The next installment of the Vacation movie will be released this month and, once again, the Griswolds are taking a family vacation across the country to visit the amusement park Walley World. In what was once a common occurrence, the Griswolds scrimped and saved, planned and prepared to make sure their trip was just right. Unfortunately, nowadays many of us are not making the same arrangements.
Last year ended with a national total of 429 million unused vacation days. Most of this paid time off is not carried over into the next year and thus lost into the ethers of the workday. And, for those who dare to take vacations, studies show that technology has tethered us to the office – 61% plan to work during their time off with 38% emailing, 32% accessing work documents, and 50% making phone calls.
Before I begin to sound holier than thou, I am someone who tends to check email, texts, calls while on vacation. It’s not persistent and does not interrupt time with my family, but I enjoy my job and feel more relaxed when I know what’s happening. By the way, this is the problem:
When leaders mention doing work on vacation because we sincerely like work, we are indicating that staff are also expected to demonstrate their dedication to work by working during their time off.
Project Time Off, a research initiative from the U.S. Travel Association, found that the leader’s communication of and perception about vacations is a primary deterrent in employees taking time off. Almost 70% of employees said they heard either nothing, mixed messages, or negative messages about taking vacation time. More than half of the managers studied admit they are not “setting a good example for using vacation.” Include the fact that 20% of managers question the loyalty of employees who take all their earned days, and it’s easy to understand why staff are choosing to remain in the office.
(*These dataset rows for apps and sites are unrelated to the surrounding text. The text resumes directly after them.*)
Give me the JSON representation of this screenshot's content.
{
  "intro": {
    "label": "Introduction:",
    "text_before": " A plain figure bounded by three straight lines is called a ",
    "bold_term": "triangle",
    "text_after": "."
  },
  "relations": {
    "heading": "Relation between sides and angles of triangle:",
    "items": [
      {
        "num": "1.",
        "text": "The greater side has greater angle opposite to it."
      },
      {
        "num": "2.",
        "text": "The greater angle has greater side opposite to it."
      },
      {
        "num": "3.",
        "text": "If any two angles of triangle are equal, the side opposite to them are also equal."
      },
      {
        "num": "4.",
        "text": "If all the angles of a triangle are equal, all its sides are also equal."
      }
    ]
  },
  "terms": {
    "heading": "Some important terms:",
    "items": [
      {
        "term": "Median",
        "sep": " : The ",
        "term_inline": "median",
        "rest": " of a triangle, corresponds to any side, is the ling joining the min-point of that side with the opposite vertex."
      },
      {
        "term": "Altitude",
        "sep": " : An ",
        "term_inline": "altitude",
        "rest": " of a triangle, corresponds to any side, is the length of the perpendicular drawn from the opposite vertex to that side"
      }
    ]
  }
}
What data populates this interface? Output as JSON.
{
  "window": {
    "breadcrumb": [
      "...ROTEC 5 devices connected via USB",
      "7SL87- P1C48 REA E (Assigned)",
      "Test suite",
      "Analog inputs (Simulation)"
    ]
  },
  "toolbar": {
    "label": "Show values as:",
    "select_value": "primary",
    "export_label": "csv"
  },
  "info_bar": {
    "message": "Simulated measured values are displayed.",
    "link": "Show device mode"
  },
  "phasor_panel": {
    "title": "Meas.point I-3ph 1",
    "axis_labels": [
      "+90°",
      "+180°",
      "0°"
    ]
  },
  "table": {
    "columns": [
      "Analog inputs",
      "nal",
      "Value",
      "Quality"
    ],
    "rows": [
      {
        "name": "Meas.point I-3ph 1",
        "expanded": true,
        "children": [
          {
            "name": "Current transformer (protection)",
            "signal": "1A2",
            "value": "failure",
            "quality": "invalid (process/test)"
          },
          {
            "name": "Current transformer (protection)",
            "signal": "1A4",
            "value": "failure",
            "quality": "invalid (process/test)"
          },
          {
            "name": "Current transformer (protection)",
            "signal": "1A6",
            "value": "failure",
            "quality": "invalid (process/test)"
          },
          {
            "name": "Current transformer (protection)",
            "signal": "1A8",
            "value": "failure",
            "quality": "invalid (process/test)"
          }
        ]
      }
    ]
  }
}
To change the viewpoint that vacations are for the disengaged and/or lazy, the Harvard Business Review found that taking a vacation increases the likelihood of getting a raise or promotion. These individuals are not getting promoted because of the vacation itself; they move up in the organization due to the benefits of the vacation. Periodic breaks are necessary to gain perspective and replenish energy. This results in more positive thinking which, according to the HBR article, increases productivity by 31%, sales by 37%, and creativity and revenues by up to 300%.
This is no longer a vacation. It’s a quest. It’s a quest for fun. You’re gonna have fun, and I’m gonna have fun. We’re all gonna have so much f–g fun we’re gonna need plastic surgery to remove our goddamn smiles! – Clark Griswold
Let’s follow the Griswold’s example – take some time off and encourage your staff to do the same. Ensure that your leadership team does not send mixed signals about the importance of vacations and engrain the need for time off into your culture. I’m not recommending a trip to Walley World (if the prices are anything like Disney World, we’d have to give raises so people can afford it), just time to disconnect for a few days.